Neart na Gaoithe is an offshore wind farm in the Firth of Forth about seven miles from Fife. The energy it produces will come ashore near Torness in East Lothian, less than 20 miles away. It’ll have 54 turbines and produce enough energy to power around 375,000 homes. All good you’d think. Renewable energy, a natural bounty and a win-win for Scots and Scotland. What could possibly go wrong?
Ownership of the field is with a consortium made up of two state energy providers. Profits though won’t be going to either Edinburgh or London, as the owners are EDF and ESB. Those acronyms mask the French state power company and the state electricity company for the Republic of Ireland respectively.
What an absurdity. The bounty’s off our shores and not even way out at sea but within sight of land. But seeing the turbines turn won’t pay the bills for fuel-poor Scots in Fife or my own constituency of East Lothian and nor will our nation collectively gain. Tory privatisation and the SNP failure to establish a state energy company, instead see other nations, both large and small, benefit at our expense.
So, no profits but what about the jobs? We’ve been told that’ll be the big win. Perfect you might think for Fife with BiFab lying idle just along the coast. But the turbines are being constructed by Siemens in Hull. They’ll be assembled at Dundee, but the big contracts and high wages are in construction, not assembly.
Other contracts have likewise gone abroad from the turbine foundations and their transportation to the cabling. Spanish, Italian, Belgian and Norwegian companies have won out but where are local, let alone Scottish, businesses? We were promised by Finance Secretary Kate Forbes that we’d win big in the supply chain. Maybe she’d like to identify just where that applies here? For sure, once up and running, Eyemouth will be the base for maintenance. But jobs will be limited and the nature of the work likewise restricted.

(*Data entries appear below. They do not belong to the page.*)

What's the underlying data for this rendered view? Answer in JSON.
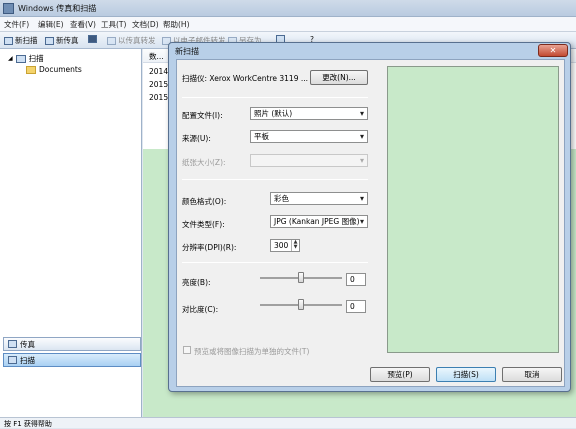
{
  "window": {
    "title": "Windows 传真和扫描"
  },
  "menu": [
    "文件(F)",
    "编辑(E)",
    "查看(V)",
    "工具(T)",
    "文档(D)",
    "帮助(H)"
  ],
  "toolbar": {
    "new_scan": "新扫描",
    "new_fax": "新传真",
    "fax_forward": "以传真转发",
    "email_forward": "以电子邮件转发",
    "save_as": "另存为",
    "help_glyph": "?"
  },
  "nav": {
    "root": "扫描",
    "child": "Documents",
    "fax_button": "传真",
    "scan_button": "扫描"
  },
  "list": {
    "header": "数...",
    "rows": [
      "2014/",
      "2015/",
      "2015/"
    ]
  },
  "status": "按 F1 获得帮助",
  "dialog": {
    "title": "新扫描",
    "close_glyph": "✕",
    "scanner_label": "扫描仪: Xerox WorkCentre 3119 ...",
    "change_button": "更改(N)...",
    "profile_label": "配置文件(I):",
    "profile_value": "照片 (默认)",
    "source_label": "来源(U):",
    "source_value": "平板",
    "paper_label": "纸张大小(Z):",
    "paper_value": "",
    "color_label": "颜色格式(O):",
    "color_value": "彩色",
    "filetype_label": "文件类型(F):",
    "filetype_value": "JPG (Kankan JPEG 图像)",
    "dpi_label": "分辨率(DPI)(R):",
    "dpi_value": "300",
    "brightness_label": "亮度(B):",
    "brightness_value": "0",
    "brightness_level": 0.5,
    "contrast_label": "对比度(C):",
    "contrast_value": "0",
    "contrast_level": 0.5,
    "separate_files_label": "预览或将图像扫描为单独的文件(T)",
    "preview_button": "预览(P)",
    "scan_button": "扫描(S)",
    "cancel_button": "取消"
  },
  "colors": {
    "preview": "#c8e9c9",
    "title_gradient": "#b9cbe0",
    "close": "#c24a32"
  }
}
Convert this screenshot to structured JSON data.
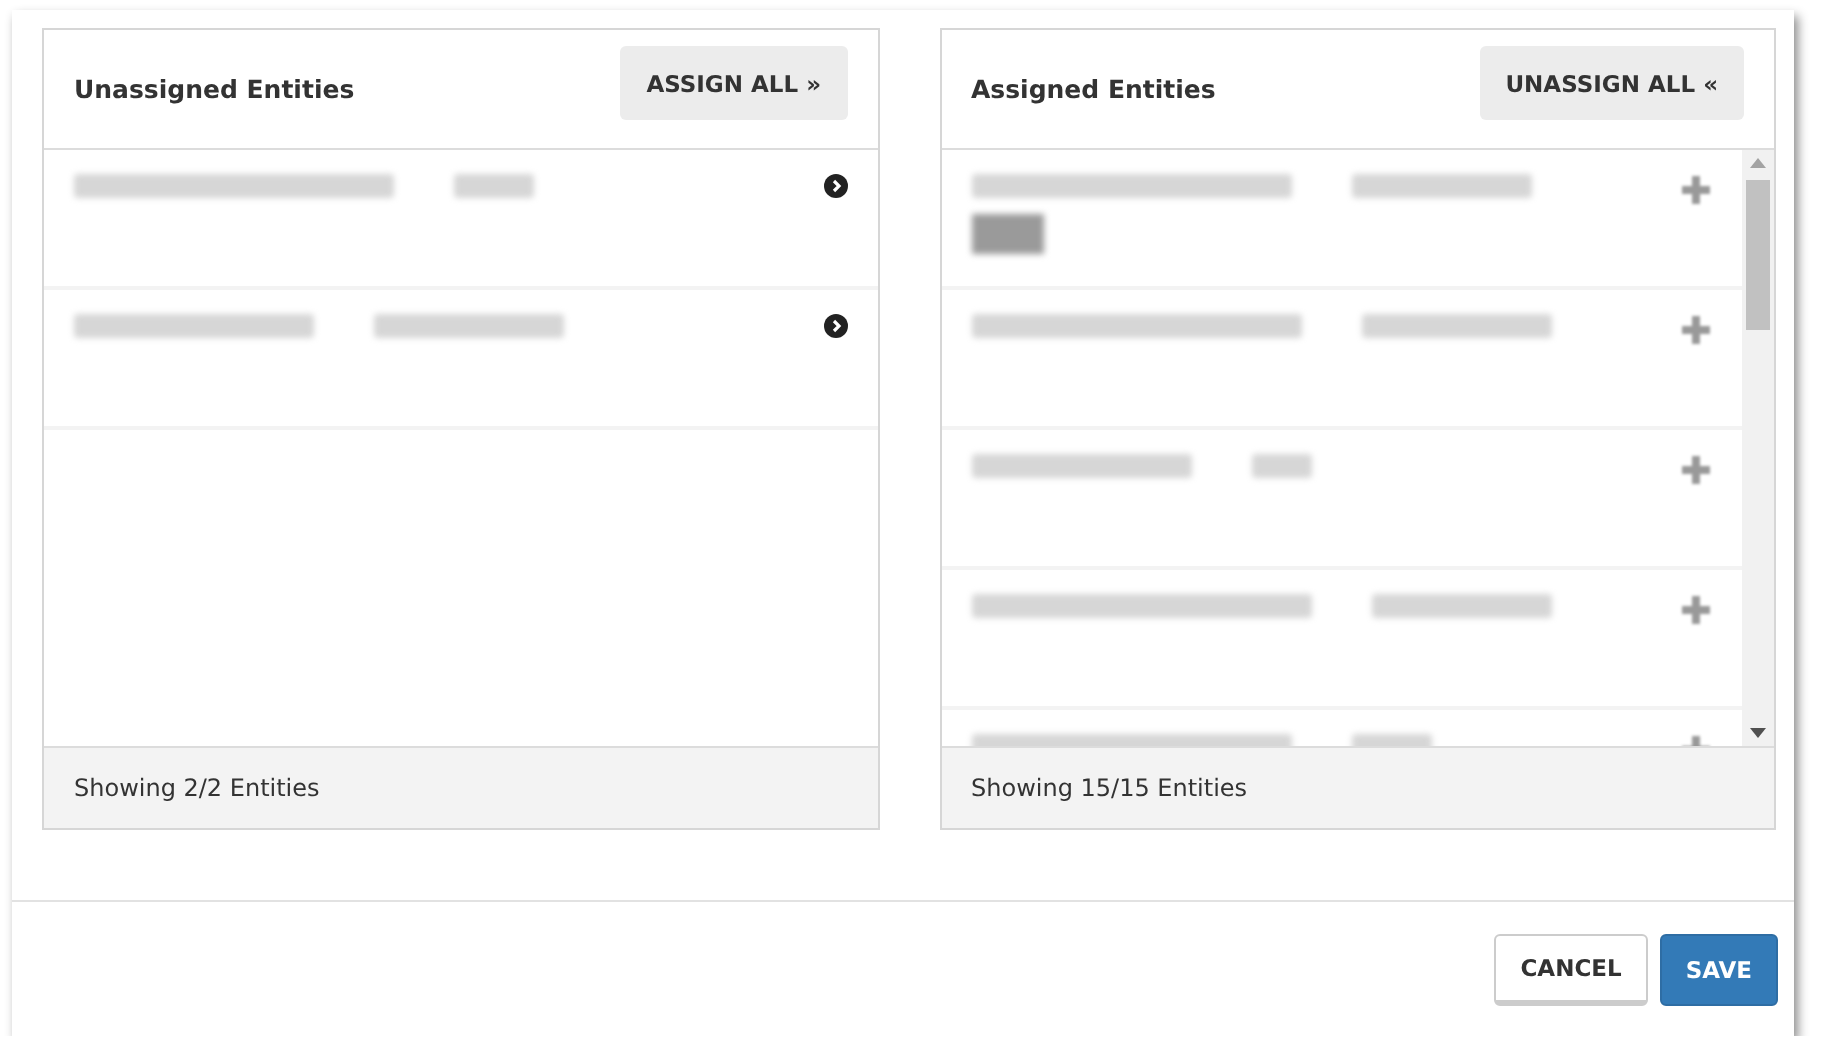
{
  "panels": [
    {
      "title": "Unassigned Entities",
      "action": {
        "label": "ASSIGN ALL",
        "glyph": "»"
      },
      "rows": [
        {
          "kind": "assign"
        },
        {
          "kind": "assign"
        }
      ],
      "scrollbar": false,
      "footer": "Showing 2/2 Entities"
    },
    {
      "title": "Assigned Entities",
      "action": {
        "label": "UNASSIGN ALL",
        "glyph": "«"
      },
      "rows": [
        {
          "kind": "unassign",
          "tag": true
        },
        {
          "kind": "unassign"
        },
        {
          "kind": "unassign"
        },
        {
          "kind": "unassign"
        },
        {
          "kind": "unassign"
        }
      ],
      "scrollbar": true,
      "footer": "Showing 15/15 Entities"
    }
  ],
  "buttons": [
    {
      "label": "CANCEL",
      "kind": "secondary"
    },
    {
      "label": "SAVE",
      "kind": "primary"
    }
  ]
}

In the interim, let me return to the sorry tale of my Scottish worker. He was on a ship, the Normand Navigator, operated by Solstad Offshore and working on the wind-farm site. It’s not far from shore, as we’ve seen, and offered an opportunity to be closer to home.
But he and 35 of his colleagues have now had their contracts terminated, not because work has ceased as it’s still early days for the project. Instead they are to be replaced by cheaper South Asian labour. Due to length of service, they’re receiving the princely sum of three days’ pay. Many others in the sector are also threatened.
P&O was disgraceful, but this is worse. Our nation’s resource is being robbed and our workers exploited.
Kenny MacAskill is Alba Party MP for East Lothian